## TASK TO CARRY OUT:
Repeat all of the records exactly, leaving out the pictures.

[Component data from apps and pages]
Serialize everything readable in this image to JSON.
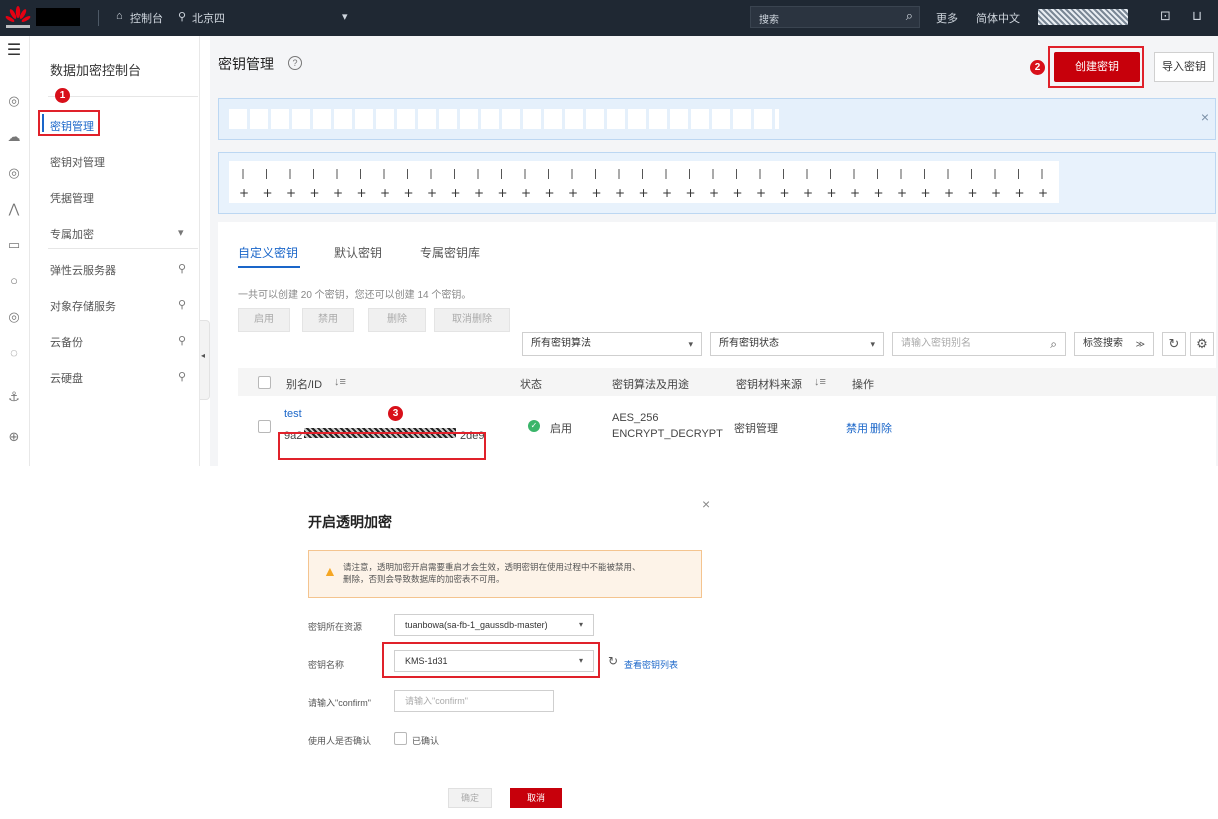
{
  "topbar": {
    "console_label": "控制台",
    "region_label": "北京四",
    "search_label": "搜索",
    "more_label": "更多",
    "language_label": "简体中文",
    "brand_color": "#c7000b"
  },
  "nav": {
    "title": "数据加密控制台",
    "items": [
      {
        "label": "密钥管理"
      },
      {
        "label": "密钥对管理"
      },
      {
        "label": "凭据管理"
      },
      {
        "label": "专属加密"
      },
      {
        "label": "弹性云服务器"
      },
      {
        "label": "对象存储服务"
      },
      {
        "label": "云备份"
      },
      {
        "label": "云硬盘"
      }
    ]
  },
  "main": {
    "page_title": "密钥管理",
    "create_button": "创建密钥",
    "import_button": "导入密钥",
    "badges": [
      "1",
      "2",
      "3"
    ],
    "tabs": [
      "自定义密钥",
      "默认密钥",
      "专属密钥库"
    ],
    "quota_text": "一共可以创建 20 个密钥，您还可以创建 14 个密钥。",
    "action_buttons": [
      "启用",
      "禁用",
      "删除",
      "取消删除"
    ],
    "filter_algorithm": "所有密钥算法",
    "filter_status": "所有密钥状态",
    "search_placeholder": "请输入密钥别名",
    "tag_search": "标签搜索",
    "table": {
      "columns": [
        "别名/ID",
        "状态",
        "密钥算法及用途",
        "密钥材料来源",
        "操作"
      ],
      "rows": [
        {
          "alias": "test",
          "id_prefix": "9a2",
          "id_suffix": "2de9",
          "status": "启用",
          "algorithm": "AES_256",
          "usage": "ENCRYPT_DECRYPT",
          "source": "密钥管理",
          "actions": [
            "禁用",
            "删除"
          ]
        }
      ]
    }
  },
  "dialog": {
    "title": "开启透明加密",
    "warning_line1": "请注意，透明加密开启需要重启才会生效，透明密钥在使用过程中不能被禁用、",
    "warning_line2": "删除，否则会导致数据库的加密表不可用。",
    "resource_label": "密钥所在资源",
    "resource_value": "tuanbowa(sa-fb-1_gaussdb-master)",
    "key_name_label": "密钥名称",
    "key_name_value": "KMS-1d31",
    "view_keys_link": "查看密钥列表",
    "confirm_label": "请输入\"confirm\"",
    "confirm_placeholder": "请输入\"confirm\"",
    "user_confirm_label": "使用人是否确认",
    "confirmed_label": "已确认",
    "ok_button": "确定",
    "cancel_button": "取消"
  }
}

## ANSWER SPACE:
Serialize everything readable in this image to JSON.
{
  "topbar": {
    "console_label": "控制台",
    "region_label": "北京四",
    "search_label": "搜索",
    "more_label": "更多",
    "language_label": "简体中文",
    "brand_color": "#c7000b"
  },
  "nav": {
    "title": "数据加密控制台",
    "items": [
      {
        "label": "密钥管理"
      },
      {
        "label": "密钥对管理"
      },
      {
        "label": "凭据管理"
      },
      {
        "label": "专属加密"
      },
      {
        "label": "弹性云服务器"
      },
      {
        "label": "对象存储服务"
      },
      {
        "label": "云备份"
      },
      {
        "label": "云硬盘"
      }
    ]
  },
  "main": {
    "page_title": "密钥管理",
    "create_button": "创建密钥",
    "import_button": "导入密钥",
    "badges": [
      "1",
      "2",
      "3"
    ],
    "tabs": [
      "自定义密钥",
      "默认密钥",
      "专属密钥库"
    ],
    "quota_text": "一共可以创建 20 个密钥，您还可以创建 14 个密钥。",
    "action_buttons": [
      "启用",
      "禁用",
      "删除",
      "取消删除"
    ],
    "filter_algorithm": "所有密钥算法",
    "filter_status": "所有密钥状态",
    "search_placeholder": "请输入密钥别名",
    "tag_search": "标签搜索",
    "table": {
      "columns": [
        "别名/ID",
        "状态",
        "密钥算法及用途",
        "密钥材料来源",
        "操作"
      ],
      "rows": [
        {
          "alias": "test",
          "id_prefix": "9a2",
          "id_suffix": "2de9",
          "status": "启用",
          "algorithm": "AES_256",
          "usage": "ENCRYPT_DECRYPT",
          "source": "密钥管理",
          "actions": [
            "禁用",
            "删除"
          ]
        }
      ]
    }
  },
  "dialog": {
    "title": "开启透明加密",
    "warning_line1": "请注意，透明加密开启需要重启才会生效，透明密钥在使用过程中不能被禁用、",
    "warning_line2": "删除，否则会导致数据库的加密表不可用。",
    "resource_label": "密钥所在资源",
    "resource_value": "tuanbowa(sa-fb-1_gaussdb-master)",
    "key_name_label": "密钥名称",
    "key_name_value": "KMS-1d31",
    "view_keys_link": "查看密钥列表",
    "confirm_label": "请输入\"confirm\"",
    "confirm_placeholder": "请输入\"confirm\"",
    "user_confirm_label": "使用人是否确认",
    "confirmed_label": "已确认",
    "ok_button": "确定",
    "cancel_button": "取消"
  }
}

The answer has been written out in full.